In-house diesel generator maintenance, or outsourced?
Whilst large organisations which own several generators in one or more locations or who regularly rely on on-site primary power generation likely already have at least one full time maintenance engineer, many smaller companies, or those who keep only one or two gensets as back-ups would find this impractical and expensive. Instead, they turn to electrical contractors or even generator dealerships to provide diesel generator maintenance on either a regularly scheduled or as-needed basis. The chief responsibilities of these service and maintenance engineers are to inspect the gensets under their care, maintain records of their actual performance, noting any variance from the technical data their manufacturers provided, and ensure that all safety procedures and preventative maintenance tasks are performed on schedule.
Maintaining your diesel generator – the basics
Maintenance task common to most generator types on the market today include:
- Removing worn parts and/or making component upgrades

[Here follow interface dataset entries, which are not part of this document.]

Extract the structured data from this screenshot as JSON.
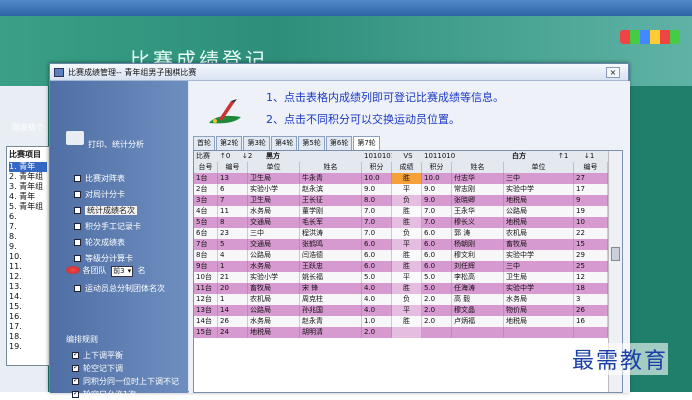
{
  "background": {
    "app_title": "",
    "heading": "比赛成绩登记",
    "tab": "国家级个",
    "list_title": "比赛项目",
    "list_items": [
      "1. 青年",
      "2. 青年组",
      "3. 青年组",
      "4. 青年",
      "5. 青年组",
      "6.",
      "7.",
      "8.",
      "9.",
      "10.",
      "11.",
      "12.",
      "13.",
      "14.",
      "15.",
      "16.",
      "17.",
      "18.",
      "19."
    ]
  },
  "window": {
    "title": "比赛成绩管理-- 青年组男子围棋比赛",
    "close": "×"
  },
  "sidebar": {
    "header": "打印、统计分析",
    "options": [
      {
        "label": "比赛对阵表",
        "checked": false
      },
      {
        "label": "对局计分卡",
        "checked": false
      },
      {
        "label": "统计成绩名次",
        "checked": false,
        "selected": true
      },
      {
        "label": "积分手工记录卡",
        "checked": false
      },
      {
        "label": "轮次成绩表",
        "checked": false
      },
      {
        "label": "等级分计算卡",
        "checked": false
      }
    ],
    "rank_label": "各团队",
    "rank_value": "前3",
    "rank_suffix": "名",
    "team_option": "运动员总分制团体名次",
    "rules_header": "编排规则",
    "rules": [
      {
        "label": "上下调平衡",
        "checked": true
      },
      {
        "label": "轮空记下调",
        "checked": true
      },
      {
        "label": "同积分同一位时上下调不记",
        "checked": true
      },
      {
        "label": "轮空只允许1次",
        "checked": true
      }
    ]
  },
  "tips": {
    "line1": "1、点击表格内成绩列即可登记比赛成绩等信息。",
    "line2": "2、点击不同积分可以交换运动员位置。"
  },
  "tabs": [
    "首轮",
    "第2轮",
    "第3轮",
    "第4轮",
    "第5轮",
    "第6轮",
    "第7轮"
  ],
  "active_tab": "第7轮",
  "grid": {
    "top": {
      "a": "比赛",
      "b": "↑0",
      "c": "↓2",
      "d": "黑方",
      "e": "1010101",
      "f": "VS",
      "g": "1011010",
      "h": "白方",
      "i": "↑1",
      "j": "↓1"
    },
    "headers": [
      "台号",
      "编号",
      "单位",
      "姓名",
      "积分",
      "成绩",
      "积分",
      "姓名",
      "单位",
      "编号"
    ],
    "rows": [
      [
        "1台",
        "13",
        "卫生局",
        "牛永青",
        "10.0",
        "胜",
        "10.0",
        "付志华",
        "三中",
        "27"
      ],
      [
        "2台",
        "6",
        "实验小学",
        "赵永滨",
        "9.0",
        "平",
        "9.0",
        "常志刚",
        "实验中学",
        "17"
      ],
      [
        "3台",
        "7",
        "卫生局",
        "王长征",
        "8.0",
        "负",
        "9.0",
        "张晓卿",
        "地税局",
        "9"
      ],
      [
        "4台",
        "11",
        "水务局",
        "董学刚",
        "7.0",
        "胜",
        "7.0",
        "王永华",
        "公路局",
        "19"
      ],
      [
        "5台",
        "8",
        "交通局",
        "毛长军",
        "7.0",
        "胜",
        "7.0",
        "穆长义",
        "地税局",
        "10"
      ],
      [
        "6台",
        "23",
        "三中",
        "程洪涛",
        "7.0",
        "负",
        "6.0",
        "郭 涛",
        "农机局",
        "22"
      ],
      [
        "7台",
        "5",
        "交通局",
        "张鹤鸣",
        "6.0",
        "平",
        "6.0",
        "杨朝刚",
        "畜牧局",
        "15"
      ],
      [
        "8台",
        "4",
        "公路局",
        "闫浩德",
        "6.0",
        "胜",
        "6.0",
        "穆文利",
        "实验中学",
        "29"
      ],
      [
        "9台",
        "1",
        "水务局",
        "王跃忠",
        "6.0",
        "胜",
        "6.0",
        "刘任辉",
        "三中",
        "25"
      ],
      [
        "10台",
        "21",
        "实验小学",
        "姚长福",
        "5.0",
        "平",
        "5.0",
        "李松高",
        "卫生局",
        "12"
      ],
      [
        "11台",
        "20",
        "畜牧局",
        "宋 锋",
        "4.0",
        "胜",
        "5.0",
        "任海涛",
        "实验中学",
        "18"
      ],
      [
        "12台",
        "1",
        "农机局",
        "周克柱",
        "4.0",
        "负",
        "2.0",
        "高 毅",
        "水务局",
        "3"
      ],
      [
        "13台",
        "14",
        "公路局",
        "孙兆国",
        "4.0",
        "平",
        "2.0",
        "穆文晶",
        "物价局",
        "26"
      ],
      [
        "14台",
        "26",
        "水务局",
        "赵永青",
        "1.0",
        "胜",
        "2.0",
        "卢炳福",
        "地税局",
        "16"
      ],
      [
        "15台",
        "24",
        "地税局",
        "胡明清",
        "2.0",
        "",
        "",
        "",
        "",
        ""
      ]
    ]
  },
  "watermark": "最需教育"
}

- Checking and maintaining operating fluid levels
- Inspecting and testing the battery, as well as cleaning the terminals and connections
- Performing load bank testing
- Checking the accuracy of the control panel and all indicators
- • Changing expendable components such as air or fuel filters
This list is not exhaustive! Make sure you follow the entire maintenance schedule outlined by your genset’s manufacturer!
When maintaining a diesel generator, make sure you log every action taken and task performed. You should also make a record of all the vital readings you take, and any relevant observations. Make sure the date of each inspection is clearly recorded as well. That way, this data can be used to track your genset’s health over time.
More good reasons to do regular maintenance
The main reason to do diesel generator maintenance is to protect what is most likely a major investment for your business, and to make sure that money is actually doing its job – making sure the lights stay on if there is a power cut. However, if you need more reasons, remember that your warranty your insurance, and even the government all require that your equipment is maintained properly.